In April, the final 5 percent of the crowds were involved in actions directed at other politicians or about issues that were neither pro- nor anti-Trump. In May, the proportion was 14 percent. We found a broad variety of such topics, consistent with the trends from previous months.

How many people were arrested and/or injured in political crowds?

We counted one reported injury in April and 19 in May, 15 of which occurred during a May Day rally in San Juan, Puerto Rico, when protesters clashed with police. At 3,756 events in April (99.5 percent), no arrests were made, compared with 985 events (95.6 percent) in May. Numbers of people arrested decreased from 331 in March to 132 in April; all those April arrests came during in 17 civil disobedience actions. The number of arrests then spiked to 831 in May, with 829 (99.8 percent) of the May arrests in 43 cases of nonviolent civil disobedience.

As in previous months, many of those arrests took place at protests in and around the U.S. Capitol — in particular, protests related to the Poor Peoples’ Campaign.

You can download the data here. We’ll release the data for April soon. In the meantime, we are still counting.

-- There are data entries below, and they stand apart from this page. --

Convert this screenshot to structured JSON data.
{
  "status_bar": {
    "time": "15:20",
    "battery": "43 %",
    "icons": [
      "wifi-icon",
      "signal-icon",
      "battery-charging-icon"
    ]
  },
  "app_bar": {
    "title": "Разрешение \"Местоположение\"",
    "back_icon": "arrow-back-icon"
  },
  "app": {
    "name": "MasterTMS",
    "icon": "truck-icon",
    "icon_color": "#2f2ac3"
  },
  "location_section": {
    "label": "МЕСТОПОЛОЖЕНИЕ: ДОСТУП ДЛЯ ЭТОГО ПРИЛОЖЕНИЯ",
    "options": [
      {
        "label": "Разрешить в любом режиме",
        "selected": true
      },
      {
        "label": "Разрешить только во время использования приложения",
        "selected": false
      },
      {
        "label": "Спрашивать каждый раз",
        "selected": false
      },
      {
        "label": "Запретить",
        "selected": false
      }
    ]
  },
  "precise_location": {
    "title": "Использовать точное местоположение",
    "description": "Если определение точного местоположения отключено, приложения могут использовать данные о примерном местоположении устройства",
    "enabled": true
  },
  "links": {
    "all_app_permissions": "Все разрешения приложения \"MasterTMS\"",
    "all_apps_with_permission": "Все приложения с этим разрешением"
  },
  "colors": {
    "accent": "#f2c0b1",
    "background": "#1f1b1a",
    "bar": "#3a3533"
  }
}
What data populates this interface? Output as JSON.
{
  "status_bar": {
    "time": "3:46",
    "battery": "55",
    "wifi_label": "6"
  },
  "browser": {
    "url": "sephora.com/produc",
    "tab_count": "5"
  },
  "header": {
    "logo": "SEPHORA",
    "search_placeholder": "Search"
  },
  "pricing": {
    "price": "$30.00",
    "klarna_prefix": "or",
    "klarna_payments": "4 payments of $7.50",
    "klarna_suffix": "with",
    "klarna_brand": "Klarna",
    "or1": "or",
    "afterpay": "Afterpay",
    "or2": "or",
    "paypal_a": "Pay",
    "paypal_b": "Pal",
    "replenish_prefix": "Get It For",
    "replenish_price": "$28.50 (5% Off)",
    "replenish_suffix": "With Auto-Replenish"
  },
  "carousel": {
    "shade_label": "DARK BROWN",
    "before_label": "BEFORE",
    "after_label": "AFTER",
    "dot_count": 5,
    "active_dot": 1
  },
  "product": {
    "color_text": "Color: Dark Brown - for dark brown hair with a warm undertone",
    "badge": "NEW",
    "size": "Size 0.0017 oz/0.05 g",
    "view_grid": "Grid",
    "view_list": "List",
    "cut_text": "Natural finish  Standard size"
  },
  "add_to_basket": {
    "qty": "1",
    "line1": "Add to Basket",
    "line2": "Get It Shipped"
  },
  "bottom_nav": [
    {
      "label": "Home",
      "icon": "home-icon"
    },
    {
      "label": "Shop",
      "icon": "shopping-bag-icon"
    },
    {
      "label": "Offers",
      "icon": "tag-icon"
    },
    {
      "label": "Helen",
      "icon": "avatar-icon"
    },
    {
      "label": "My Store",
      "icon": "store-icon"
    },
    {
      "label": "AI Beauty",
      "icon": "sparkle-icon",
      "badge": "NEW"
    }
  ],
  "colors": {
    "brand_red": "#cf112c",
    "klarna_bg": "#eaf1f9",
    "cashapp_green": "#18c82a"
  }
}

Click here to submit information about a protest, and click here to volunteer to help us count. 

Kanisha Bond is an assistant professor of government and politics and a research associate at the Center for International Development and Conflict Management at the University of Maryland at College Park.

Jeremy Pressman (@djpressman) is an associate professor of political science and director of Middle East Studies at the University of Connecticut.